Records for the task —
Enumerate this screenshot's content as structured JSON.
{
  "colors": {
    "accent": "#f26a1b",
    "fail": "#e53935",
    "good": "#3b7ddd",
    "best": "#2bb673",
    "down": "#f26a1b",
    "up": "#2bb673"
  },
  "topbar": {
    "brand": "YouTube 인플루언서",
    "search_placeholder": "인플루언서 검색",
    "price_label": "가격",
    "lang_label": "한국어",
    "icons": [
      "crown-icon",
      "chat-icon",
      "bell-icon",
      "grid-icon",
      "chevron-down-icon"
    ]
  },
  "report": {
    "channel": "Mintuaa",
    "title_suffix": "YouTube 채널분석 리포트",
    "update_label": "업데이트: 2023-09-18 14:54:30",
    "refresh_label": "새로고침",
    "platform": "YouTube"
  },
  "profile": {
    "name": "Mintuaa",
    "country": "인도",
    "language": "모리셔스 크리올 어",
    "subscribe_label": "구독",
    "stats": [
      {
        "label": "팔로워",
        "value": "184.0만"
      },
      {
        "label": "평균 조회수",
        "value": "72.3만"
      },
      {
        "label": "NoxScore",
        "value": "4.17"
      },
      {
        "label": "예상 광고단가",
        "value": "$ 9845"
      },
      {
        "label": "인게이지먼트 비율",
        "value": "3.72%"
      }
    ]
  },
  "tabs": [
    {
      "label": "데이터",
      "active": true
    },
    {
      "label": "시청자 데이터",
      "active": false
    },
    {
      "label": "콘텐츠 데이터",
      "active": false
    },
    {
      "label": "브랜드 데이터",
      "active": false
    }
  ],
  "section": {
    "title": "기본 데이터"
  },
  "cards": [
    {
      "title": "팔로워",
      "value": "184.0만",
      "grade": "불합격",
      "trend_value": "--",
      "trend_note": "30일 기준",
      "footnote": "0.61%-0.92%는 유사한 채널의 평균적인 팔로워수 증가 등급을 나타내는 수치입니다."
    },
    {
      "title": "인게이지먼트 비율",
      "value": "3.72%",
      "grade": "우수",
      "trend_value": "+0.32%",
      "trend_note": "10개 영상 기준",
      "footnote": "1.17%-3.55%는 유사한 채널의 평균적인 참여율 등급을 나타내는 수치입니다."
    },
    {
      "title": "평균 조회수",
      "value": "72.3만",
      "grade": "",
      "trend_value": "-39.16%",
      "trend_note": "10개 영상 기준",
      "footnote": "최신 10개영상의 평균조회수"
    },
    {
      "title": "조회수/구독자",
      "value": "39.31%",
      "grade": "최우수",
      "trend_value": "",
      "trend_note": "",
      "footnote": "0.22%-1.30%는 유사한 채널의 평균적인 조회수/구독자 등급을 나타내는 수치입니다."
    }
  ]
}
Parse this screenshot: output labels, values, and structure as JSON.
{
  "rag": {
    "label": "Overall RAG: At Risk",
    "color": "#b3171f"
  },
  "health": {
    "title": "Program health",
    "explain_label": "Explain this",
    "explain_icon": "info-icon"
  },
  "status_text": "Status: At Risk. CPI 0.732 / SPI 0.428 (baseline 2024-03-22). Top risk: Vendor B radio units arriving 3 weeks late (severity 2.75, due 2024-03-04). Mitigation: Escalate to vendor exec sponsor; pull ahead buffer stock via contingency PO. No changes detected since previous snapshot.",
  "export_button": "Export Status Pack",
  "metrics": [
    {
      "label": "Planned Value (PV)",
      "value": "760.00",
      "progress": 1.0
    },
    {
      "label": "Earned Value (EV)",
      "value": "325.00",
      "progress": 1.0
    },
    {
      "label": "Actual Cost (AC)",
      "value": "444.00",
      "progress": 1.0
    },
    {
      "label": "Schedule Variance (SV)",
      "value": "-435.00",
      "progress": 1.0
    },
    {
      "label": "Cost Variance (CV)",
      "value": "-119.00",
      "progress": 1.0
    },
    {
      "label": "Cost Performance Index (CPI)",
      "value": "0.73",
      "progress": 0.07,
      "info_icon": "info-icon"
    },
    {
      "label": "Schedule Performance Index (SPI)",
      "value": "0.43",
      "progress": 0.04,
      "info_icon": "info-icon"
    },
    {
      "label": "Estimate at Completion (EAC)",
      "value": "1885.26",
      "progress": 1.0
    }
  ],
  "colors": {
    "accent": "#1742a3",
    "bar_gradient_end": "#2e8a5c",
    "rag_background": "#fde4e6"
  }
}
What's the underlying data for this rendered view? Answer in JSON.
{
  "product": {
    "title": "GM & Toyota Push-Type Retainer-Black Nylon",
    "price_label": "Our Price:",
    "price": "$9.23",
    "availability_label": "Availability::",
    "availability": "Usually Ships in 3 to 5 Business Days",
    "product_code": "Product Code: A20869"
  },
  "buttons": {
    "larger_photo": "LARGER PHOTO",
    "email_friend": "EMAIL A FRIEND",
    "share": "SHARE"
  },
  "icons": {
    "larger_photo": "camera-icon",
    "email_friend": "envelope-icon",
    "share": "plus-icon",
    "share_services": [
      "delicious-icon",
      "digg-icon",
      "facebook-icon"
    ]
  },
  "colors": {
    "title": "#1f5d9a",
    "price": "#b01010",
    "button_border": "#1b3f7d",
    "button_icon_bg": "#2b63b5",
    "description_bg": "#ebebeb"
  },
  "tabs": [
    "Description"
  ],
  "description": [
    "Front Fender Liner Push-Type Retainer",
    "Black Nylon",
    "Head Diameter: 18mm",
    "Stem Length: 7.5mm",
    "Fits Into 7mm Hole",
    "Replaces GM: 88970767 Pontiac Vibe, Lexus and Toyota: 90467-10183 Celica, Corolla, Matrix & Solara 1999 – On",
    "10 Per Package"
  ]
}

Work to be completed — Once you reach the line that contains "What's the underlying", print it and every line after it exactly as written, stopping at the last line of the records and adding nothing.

Response for this exercise —
What's the underlying data for this rendered view? Answer in JSON.
{
  "product": {
    "title": "GM & Toyota Push-Type Retainer-Black Nylon",
    "price_label": "Our Price:",
    "price": "$9.23",
    "availability_label": "Availability::",
    "availability": "Usually Ships in 3 to 5 Business Days",
    "product_code": "Product Code: A20869"
  },
  "buttons": {
    "larger_photo": "LARGER PHOTO",
    "email_friend": "EMAIL A FRIEND",
    "share": "SHARE"
  },
  "icons": {
    "larger_photo": "camera-icon",
    "email_friend": "envelope-icon",
    "share": "plus-icon",
    "share_services": [
      "delicious-icon",
      "digg-icon",
      "facebook-icon"
    ]
  },
  "colors": {
    "title": "#1f5d9a",
    "price": "#b01010",
    "button_border": "#1b3f7d",
    "button_icon_bg": "#2b63b5",
    "description_bg": "#ebebeb"
  },
  "tabs": [
    "Description"
  ],
  "description": [
    "Front Fender Liner Push-Type Retainer",
    "Black Nylon",
    "Head Diameter: 18mm",
    "Stem Length: 7.5mm",
    "Fits Into 7mm Hole",
    "Replaces GM: 88970767 Pontiac Vibe, Lexus and Toyota: 90467-10183 Celica, Corolla, Matrix & Solara 1999 – On",
    "10 Per Package"
  ]
}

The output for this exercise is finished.